But 137 of what was once nearly 600 evacuees will still be holed up in hotels for a while.
Right now, many of them are in Winnipeg but will be moved to a hotel in Portage la Prairie with the help of the Canadian Red Cross.
Long Plains Chief Dennis Meeches says the cleanup is about 80 per cent complete, but a lot of hard work remains to be done.
“We’ve had hundreds of trees that were brought down, a lot of yards and roads were affected. Our preliminary estimate was that 57 homes were severely damaged. A lot of wind damage, a lot of damage done to interiors with flooding and sewer backups. That is one of the challenges we are facing.”
Meeches didn’t have any hard numbers in terms of total damage done as insurance reps are currently going through the area, but he believes it’s likely “in the millions.”
He also mentioned that while some of the remaining evacuees could be back home in a month, for others it could take as many as five or six months.
Earlier today Meeches met with band members who were staying in a Winnipeg hotel, and he says there were lots of questions but people are handling the situation well.
“There was a lot of concern, our young people experienced some trauma with this so we made sure there was services available for them. I think people are starting to accept what happened and gaining their strength back. Our people are very resilient.”

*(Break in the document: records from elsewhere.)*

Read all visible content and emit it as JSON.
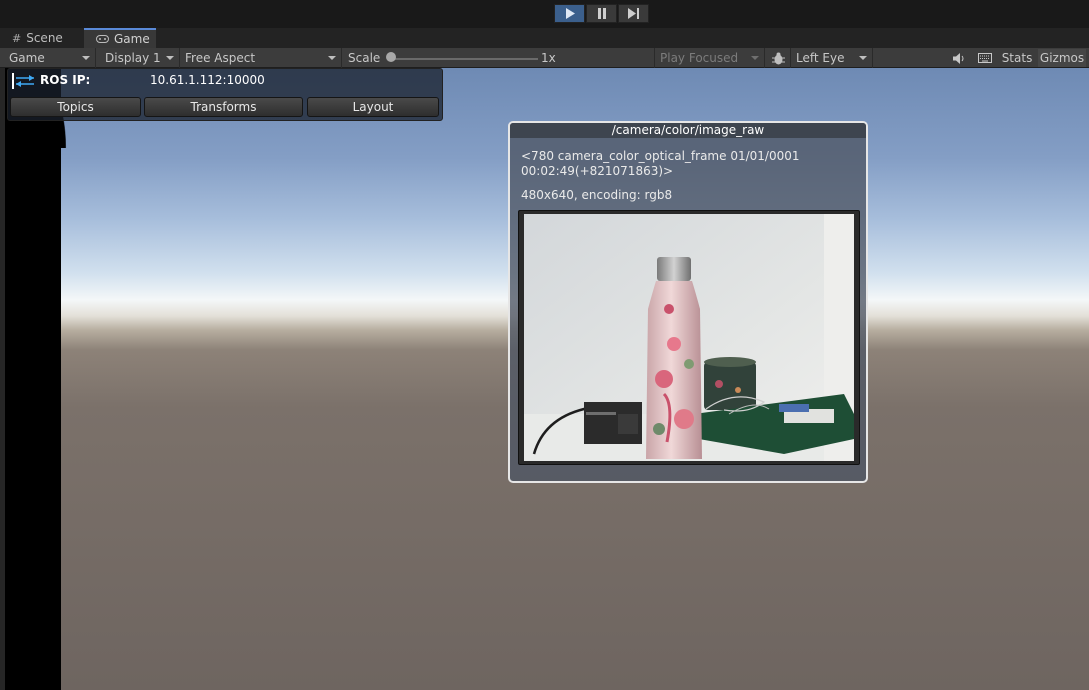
{
  "tabs": [
    {
      "label": "Scene",
      "icon": "grid-icon"
    },
    {
      "label": "Game",
      "icon": "gamepad-icon"
    }
  ],
  "toolbar": {
    "game_dropdown": "Game",
    "display_dropdown": "Display 1",
    "aspect_dropdown": "Free Aspect",
    "scale_label": "Scale",
    "scale_value": "1x",
    "play_focused": "Play Focused",
    "eye_dropdown": "Left Eye",
    "stats": "Stats",
    "gizmos": "Gizmos"
  },
  "ros": {
    "label": "ROS IP:",
    "ip": "10.61.1.112:10000",
    "buttons": [
      "Topics",
      "Transforms",
      "Layout"
    ]
  },
  "image_panel": {
    "title": "/camera/color/image_raw",
    "header": "<780 camera_color_optical_frame 01/01/0001 00:02:49(+821071863)>",
    "info": "480x640, encoding: rgb8"
  },
  "colors": {
    "accent": "#3b5f8c",
    "panel_border": "#e6e6e6",
    "ros_icon": "#3fa9f5"
  }
}
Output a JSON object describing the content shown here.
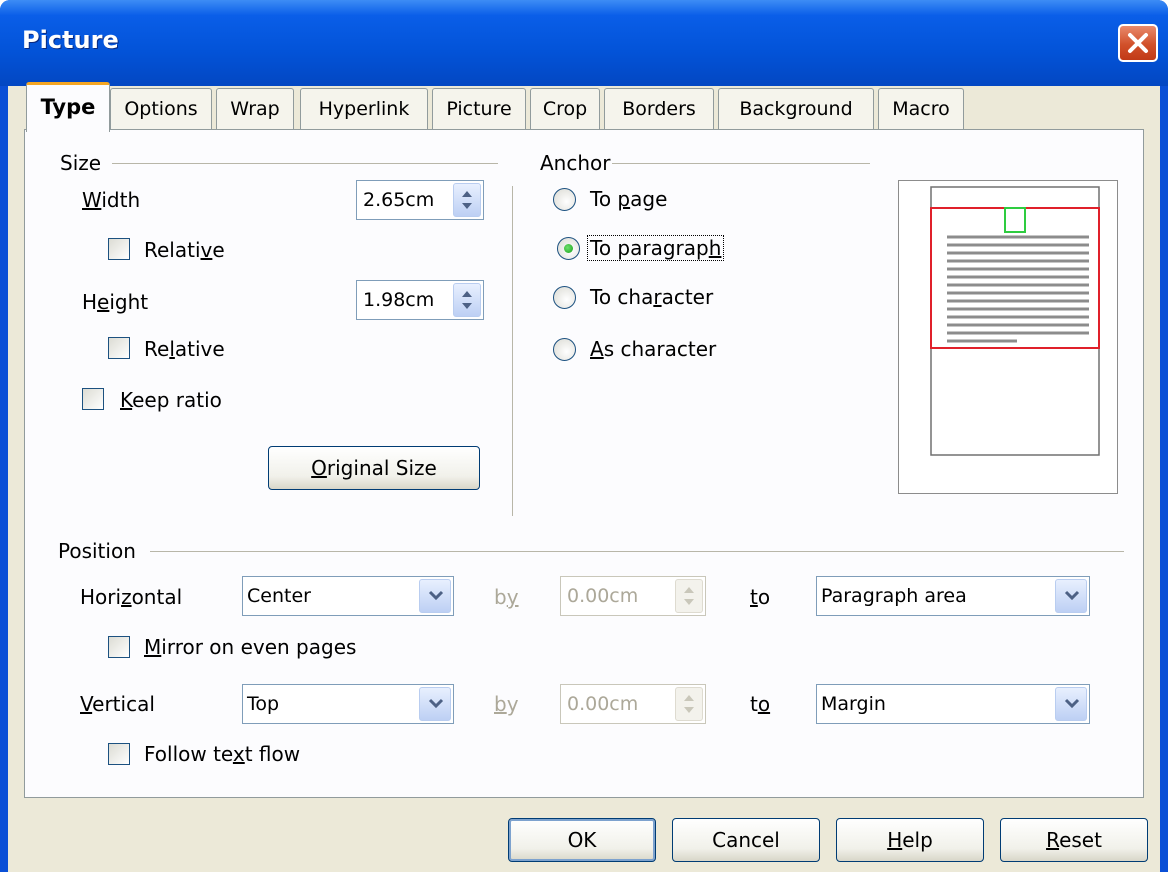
{
  "window": {
    "title": "Picture"
  },
  "tabs": [
    "Type",
    "Options",
    "Wrap",
    "Hyperlink",
    "Picture",
    "Crop",
    "Borders",
    "Background",
    "Macro"
  ],
  "size": {
    "label": "Size",
    "width_label": "Width",
    "width_value": "2.65cm",
    "width_relative_label": "Relative",
    "width_relative_checked": false,
    "height_label": "Height",
    "height_value": "1.98cm",
    "height_relative_label": "Relative",
    "height_relative_checked": false,
    "keep_ratio_label": "Keep ratio",
    "keep_ratio_checked": false,
    "original_size_button": "Original Size"
  },
  "anchor": {
    "label": "Anchor",
    "options": [
      "To page",
      "To paragraph",
      "To character",
      "As character"
    ],
    "selected": "To paragraph"
  },
  "position": {
    "label": "Position",
    "horizontal_label": "Horizontal",
    "horizontal_value": "Center",
    "horizontal_by_label": "by",
    "horizontal_by_value": "0.00cm",
    "horizontal_to_label": "to",
    "horizontal_to_value": "Paragraph area",
    "mirror_label": "Mirror on even pages",
    "mirror_checked": false,
    "vertical_label": "Vertical",
    "vertical_value": "Top",
    "vertical_by_label": "by",
    "vertical_by_value": "0.00cm",
    "vertical_to_label": "to",
    "vertical_to_value": "Margin",
    "follow_label": "Follow text flow",
    "follow_checked": false
  },
  "buttons": {
    "ok": "OK",
    "cancel": "Cancel",
    "help": "Help",
    "reset": "Reset"
  },
  "colors": {
    "titlebar": "#0353d8",
    "tab_highlight": "#f5a623",
    "preview_frame": "#e0202a",
    "preview_picture": "#2ecc40"
  }
}
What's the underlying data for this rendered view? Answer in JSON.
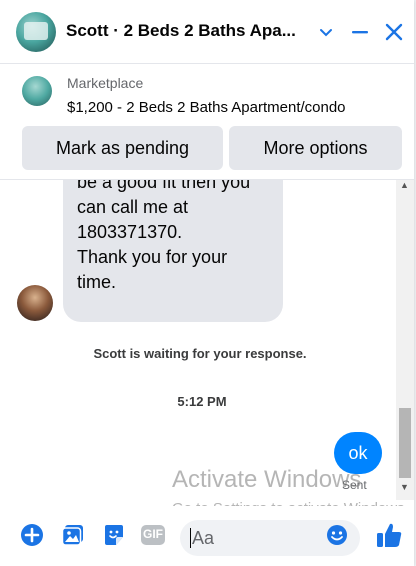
{
  "header": {
    "title": "Scott · 2 Beds 2 Baths Apa...",
    "icons": [
      "chevron-down-icon",
      "minimize-icon",
      "close-icon"
    ]
  },
  "listing": {
    "label": "Marketplace",
    "title": "$1,200 - 2 Beds 2 Baths Apartment/condo",
    "mark_pending": "Mark as pending",
    "more_options": "More options"
  },
  "messages": {
    "incoming_lines": [
      "be a good fit then you",
      "can call me at",
      "1803371370.",
      "Thank you for your",
      "time."
    ],
    "status": "Scott is waiting for your response.",
    "time": "5:12 PM",
    "outgoing": "ok",
    "sent": "Sent"
  },
  "watermark": {
    "line1": "Activate Windows",
    "line2": "Go to Settings to activate Windows."
  },
  "composer": {
    "placeholder": "Aa",
    "gif_label": "GIF"
  },
  "colors": {
    "accent": "#1b74e4",
    "bubble_out": "#0084ff",
    "bubble_in": "#e4e6eb"
  }
}
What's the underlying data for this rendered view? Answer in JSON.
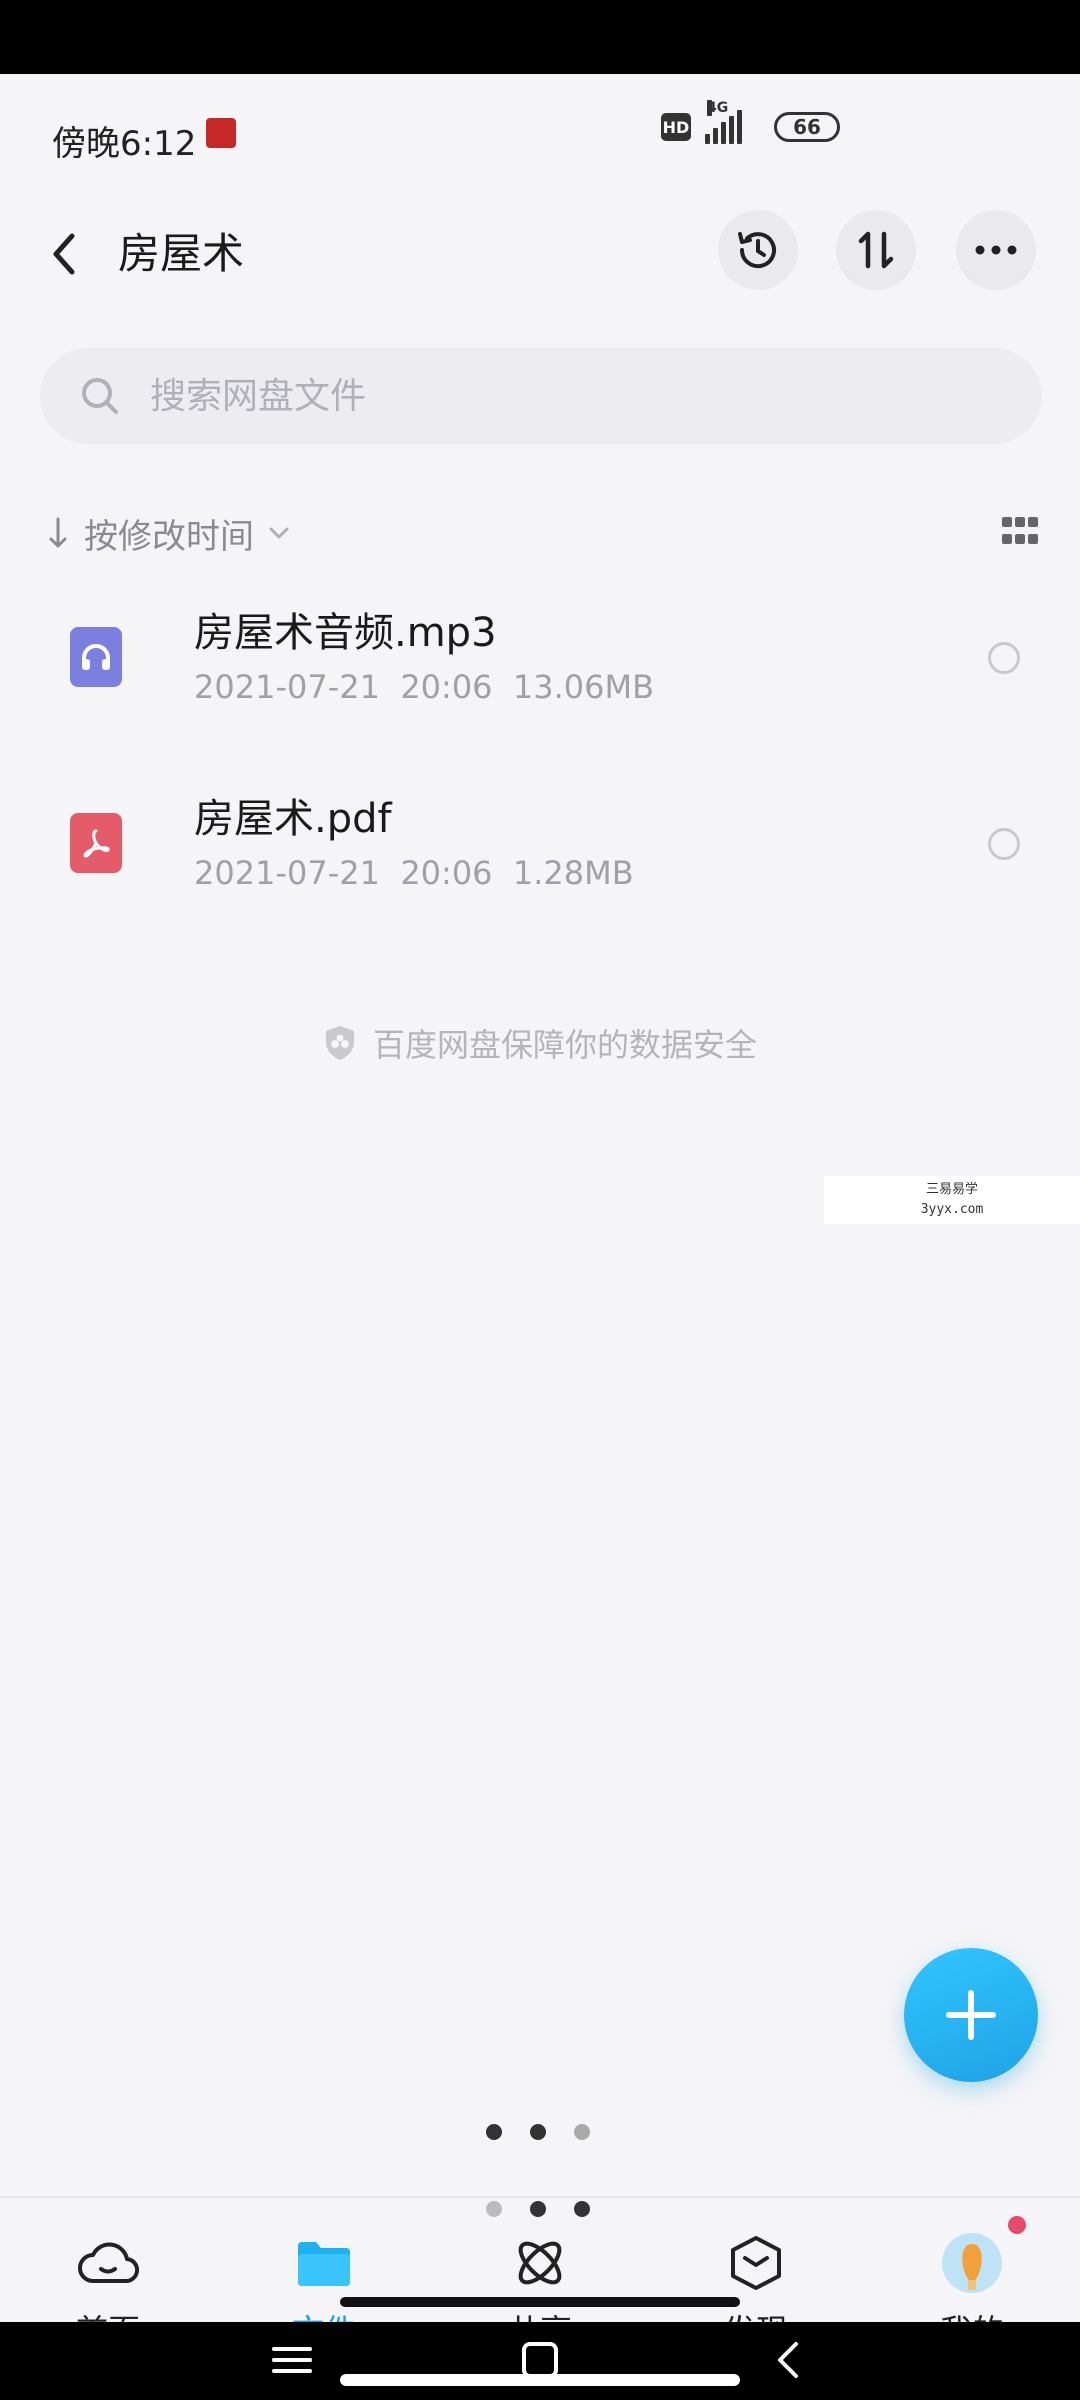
{
  "status_bar": {
    "time": "傍晚6:12",
    "hd": "HD",
    "network": "4G",
    "battery": "66"
  },
  "header": {
    "title": "房屋术",
    "back_icon": "chevron-left-icon",
    "history_icon": "history-icon",
    "transfer_icon": "transfer-icon",
    "more_icon": "more-icon"
  },
  "search": {
    "placeholder": "搜索网盘文件"
  },
  "sort": {
    "label": "按修改时间"
  },
  "files": [
    {
      "name": "房屋术音频.mp3",
      "date": "2021-07-21",
      "time": "20:06",
      "size": "13.06MB",
      "icon": "audio-file-icon",
      "icon_color": "#7b7fe0"
    },
    {
      "name": "房屋术.pdf",
      "date": "2021-07-21",
      "time": "20:06",
      "size": "1.28MB",
      "icon": "pdf-file-icon",
      "icon_color": "#e45c6a"
    }
  ],
  "security_note": "百度网盘保障你的数据安全",
  "watermark": {
    "line1": "三易易学",
    "line2": "3yyx.com"
  },
  "bottom_nav": [
    {
      "label": "首页",
      "icon": "home-cloud-icon",
      "active": false
    },
    {
      "label": "文件",
      "icon": "folder-icon",
      "active": true
    },
    {
      "label": "共享",
      "icon": "share-atom-icon",
      "active": false
    },
    {
      "label": "发现",
      "icon": "discover-box-icon",
      "active": false
    },
    {
      "label": "我的",
      "icon": "avatar-icon",
      "active": false
    }
  ],
  "colors": {
    "accent": "#16a2e4",
    "fab": "#1fa2e6"
  }
}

Meeches also expressed concern that this kind of storm is the result of climate change and that storms of great severity could become a lot more common in coming decades.